_Work required:_
Line by line, copy the material below exactly as given.

_Input:_
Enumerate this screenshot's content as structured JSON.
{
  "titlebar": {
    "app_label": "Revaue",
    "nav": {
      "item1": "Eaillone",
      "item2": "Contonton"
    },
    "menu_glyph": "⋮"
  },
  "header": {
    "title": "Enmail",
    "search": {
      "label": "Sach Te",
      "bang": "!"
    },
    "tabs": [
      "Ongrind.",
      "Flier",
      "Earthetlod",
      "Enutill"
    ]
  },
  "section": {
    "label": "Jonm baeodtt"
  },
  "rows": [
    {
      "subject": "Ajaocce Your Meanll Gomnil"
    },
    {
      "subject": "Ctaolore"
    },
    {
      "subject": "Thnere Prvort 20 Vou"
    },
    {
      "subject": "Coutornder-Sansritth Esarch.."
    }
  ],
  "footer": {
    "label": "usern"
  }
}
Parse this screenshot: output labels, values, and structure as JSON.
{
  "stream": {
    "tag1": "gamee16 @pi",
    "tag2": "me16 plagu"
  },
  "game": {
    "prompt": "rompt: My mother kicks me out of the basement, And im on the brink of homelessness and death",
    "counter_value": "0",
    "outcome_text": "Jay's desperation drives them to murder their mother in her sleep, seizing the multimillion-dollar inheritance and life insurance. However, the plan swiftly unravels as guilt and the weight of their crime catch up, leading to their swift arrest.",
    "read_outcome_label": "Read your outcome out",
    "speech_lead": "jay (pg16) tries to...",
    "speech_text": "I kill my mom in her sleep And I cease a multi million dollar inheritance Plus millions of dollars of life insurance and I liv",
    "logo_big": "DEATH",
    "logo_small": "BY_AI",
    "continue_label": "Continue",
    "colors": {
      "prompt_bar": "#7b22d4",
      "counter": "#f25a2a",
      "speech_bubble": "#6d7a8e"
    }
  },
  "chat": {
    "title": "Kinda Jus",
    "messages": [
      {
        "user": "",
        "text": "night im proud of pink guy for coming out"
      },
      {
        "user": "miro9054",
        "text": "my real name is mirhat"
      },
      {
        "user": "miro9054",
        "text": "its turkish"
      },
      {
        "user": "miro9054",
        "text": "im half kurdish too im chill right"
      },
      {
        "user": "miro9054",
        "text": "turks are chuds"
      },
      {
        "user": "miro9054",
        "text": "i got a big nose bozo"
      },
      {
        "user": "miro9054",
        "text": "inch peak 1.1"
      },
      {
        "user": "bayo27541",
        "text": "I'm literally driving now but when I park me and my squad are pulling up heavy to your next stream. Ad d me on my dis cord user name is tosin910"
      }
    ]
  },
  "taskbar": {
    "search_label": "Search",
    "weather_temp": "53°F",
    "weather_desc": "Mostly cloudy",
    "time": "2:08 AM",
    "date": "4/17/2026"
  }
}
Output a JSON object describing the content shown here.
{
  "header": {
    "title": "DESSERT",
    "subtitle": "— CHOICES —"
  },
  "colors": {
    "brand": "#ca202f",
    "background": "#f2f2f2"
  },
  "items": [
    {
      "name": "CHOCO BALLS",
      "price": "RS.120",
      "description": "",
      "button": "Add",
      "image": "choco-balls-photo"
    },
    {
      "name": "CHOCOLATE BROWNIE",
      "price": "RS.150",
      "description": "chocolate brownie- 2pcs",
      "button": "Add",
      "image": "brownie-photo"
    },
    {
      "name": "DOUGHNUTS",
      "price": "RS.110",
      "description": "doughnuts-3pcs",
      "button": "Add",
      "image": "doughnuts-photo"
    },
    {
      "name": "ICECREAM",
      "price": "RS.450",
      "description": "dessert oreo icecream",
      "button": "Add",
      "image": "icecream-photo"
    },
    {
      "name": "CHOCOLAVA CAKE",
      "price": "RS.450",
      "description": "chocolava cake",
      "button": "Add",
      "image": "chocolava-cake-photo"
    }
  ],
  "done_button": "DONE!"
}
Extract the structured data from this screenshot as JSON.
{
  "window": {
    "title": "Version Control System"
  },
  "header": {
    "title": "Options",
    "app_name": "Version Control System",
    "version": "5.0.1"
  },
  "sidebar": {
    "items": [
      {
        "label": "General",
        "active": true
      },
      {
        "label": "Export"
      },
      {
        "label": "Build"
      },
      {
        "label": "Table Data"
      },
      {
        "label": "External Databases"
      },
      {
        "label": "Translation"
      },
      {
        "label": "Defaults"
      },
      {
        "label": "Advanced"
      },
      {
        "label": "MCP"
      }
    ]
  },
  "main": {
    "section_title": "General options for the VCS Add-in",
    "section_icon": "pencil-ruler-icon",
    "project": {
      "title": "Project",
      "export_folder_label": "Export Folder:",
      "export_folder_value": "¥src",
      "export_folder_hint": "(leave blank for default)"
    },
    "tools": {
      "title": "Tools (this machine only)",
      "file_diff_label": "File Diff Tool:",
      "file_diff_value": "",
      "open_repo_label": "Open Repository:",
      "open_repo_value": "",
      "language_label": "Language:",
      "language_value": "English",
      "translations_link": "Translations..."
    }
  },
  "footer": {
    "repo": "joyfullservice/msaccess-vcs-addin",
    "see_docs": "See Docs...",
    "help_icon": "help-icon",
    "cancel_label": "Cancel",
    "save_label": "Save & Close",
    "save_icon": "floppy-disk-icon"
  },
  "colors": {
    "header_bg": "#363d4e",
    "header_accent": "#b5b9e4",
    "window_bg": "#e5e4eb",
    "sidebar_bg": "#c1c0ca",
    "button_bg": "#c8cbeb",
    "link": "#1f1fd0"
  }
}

_Written answer:_
Enumerate this screenshot's content as structured JSON.
{
  "titlebar": {
    "app_label": "Revaue",
    "nav": {
      "item1": "Eaillone",
      "item2": "Contonton"
    },
    "menu_glyph": "⋮"
  },
  "header": {
    "title": "Enmail",
    "search": {
      "label": "Sach Te",
      "bang": "!"
    },
    "tabs": [
      "Ongrind.",
      "Flier",
      "Earthetlod",
      "Enutill"
    ]
  },
  "section": {
    "label": "Jonm baeodtt"
  },
  "rows": [
    {
      "subject": "Ajaocce Your Meanll Gomnil"
    },
    {
      "subject": "Ctaolore"
    },
    {
      "subject": "Thnere Prvort 20 Vou"
    },
    {
      "subject": "Coutornder-Sansritth Esarch.."
    }
  ],
  "footer": {
    "label": "usern"
  }
}
Parse this screenshot: output labels, values, and structure as JSON.
{
  "stream": {
    "tag1": "gamee16 @pi",
    "tag2": "me16 plagu"
  },
  "game": {
    "prompt": "rompt: My mother kicks me out of the basement, And im on the brink of homelessness and death",
    "counter_value": "0",
    "outcome_text": "Jay's desperation drives them to murder their mother in her sleep, seizing the multimillion-dollar inheritance and life insurance. However, the plan swiftly unravels as guilt and the weight of their crime catch up, leading to their swift arrest.",
    "read_outcome_label": "Read your outcome out",
    "speech_lead": "jay (pg16) tries to...",
    "speech_text": "I kill my mom in her sleep And I cease a multi million dollar inheritance Plus millions of dollars of life insurance and I liv",
    "logo_big": "DEATH",
    "logo_small": "BY_AI",
    "continue_label": "Continue",
    "colors": {
      "prompt_bar": "#7b22d4",
      "counter": "#f25a2a",
      "speech_bubble": "#6d7a8e"
    }
  },
  "chat": {
    "title": "Kinda Jus",
    "messages": [
      {
        "user": "",
        "text": "night im proud of pink guy for coming out"
      },
      {
        "user": "miro9054",
        "text": "my real name is mirhat"
      },
      {
        "user": "miro9054",
        "text": "its turkish"
      },
      {
        "user": "miro9054",
        "text": "im half kurdish too im chill right"
      },
      {
        "user": "miro9054",
        "text": "turks are chuds"
      },
      {
        "user": "miro9054",
        "text": "i got a big nose bozo"
      },
      {
        "user": "miro9054",
        "text": "inch peak 1.1"
      },
      {
        "user": "bayo27541",
        "text": "I'm literally driving now but when I park me and my squad are pulling up heavy to your next stream. Ad d me on my dis cord user name is tosin910"
      }
    ]
  },
  "taskbar": {
    "search_label": "Search",
    "weather_temp": "53°F",
    "weather_desc": "Mostly cloudy",
    "time": "2:08 AM",
    "date": "4/17/2026"
  }
}
Output a JSON object describing the content shown here.
{
  "header": {
    "title": "DESSERT",
    "subtitle": "— CHOICES —"
  },
  "colors": {
    "brand": "#ca202f",
    "background": "#f2f2f2"
  },
  "items": [
    {
      "name": "CHOCO BALLS",
      "price": "RS.120",
      "description": "",
      "button": "Add",
      "image": "choco-balls-photo"
    },
    {
      "name": "CHOCOLATE BROWNIE",
      "price": "RS.150",
      "description": "chocolate brownie- 2pcs",
      "button": "Add",
      "image": "brownie-photo"
    },
    {
      "name": "DOUGHNUTS",
      "price": "RS.110",
      "description": "doughnuts-3pcs",
      "button": "Add",
      "image": "doughnuts-photo"
    },
    {
      "name": "ICECREAM",
      "price": "RS.450",
      "description": "dessert oreo icecream",
      "button": "Add",
      "image": "icecream-photo"
    },
    {
      "name": "CHOCOLAVA CAKE",
      "price": "RS.450",
      "description": "chocolava cake",
      "button": "Add",
      "image": "chocolava-cake-photo"
    }
  ],
  "done_button": "DONE!"
}
Extract the structured data from this screenshot as JSON.
{
  "window": {
    "title": "Version Control System"
  },
  "header": {
    "title": "Options",
    "app_name": "Version Control System",
    "version": "5.0.1"
  },
  "sidebar": {
    "items": [
      {
        "label": "General",
        "active": true
      },
      {
        "label": "Export"
      },
      {
        "label": "Build"
      },
      {
        "label": "Table Data"
      },
      {
        "label": "External Databases"
      },
      {
        "label": "Translation"
      },
      {
        "label": "Defaults"
      },
      {
        "label": "Advanced"
      },
      {
        "label": "MCP"
      }
    ]
  },
  "main": {
    "section_title": "General options for the VCS Add-in",
    "section_icon": "pencil-ruler-icon",
    "project": {
      "title": "Project",
      "export_folder_label": "Export Folder:",
      "export_folder_value": "¥src",
      "export_folder_hint": "(leave blank for default)"
    },
    "tools": {
      "title": "Tools (this machine only)",
      "file_diff_label": "File Diff Tool:",
      "file_diff_value": "",
      "open_repo_label": "Open Repository:",
      "open_repo_value": "",
      "language_label": "Language:",
      "language_value": "English",
      "translations_link": "Translations..."
    }
  },
  "footer": {
    "repo": "joyfullservice/msaccess-vcs-addin",
    "see_docs": "See Docs...",
    "help_icon": "help-icon",
    "cancel_label": "Cancel",
    "save_label": "Save & Close",
    "save_icon": "floppy-disk-icon"
  },
  "colors": {
    "header_bg": "#363d4e",
    "header_accent": "#b5b9e4",
    "window_bg": "#e5e4eb",
    "sidebar_bg": "#c1c0ca",
    "button_bg": "#c8cbeb",
    "link": "#1f1fd0"
  }
}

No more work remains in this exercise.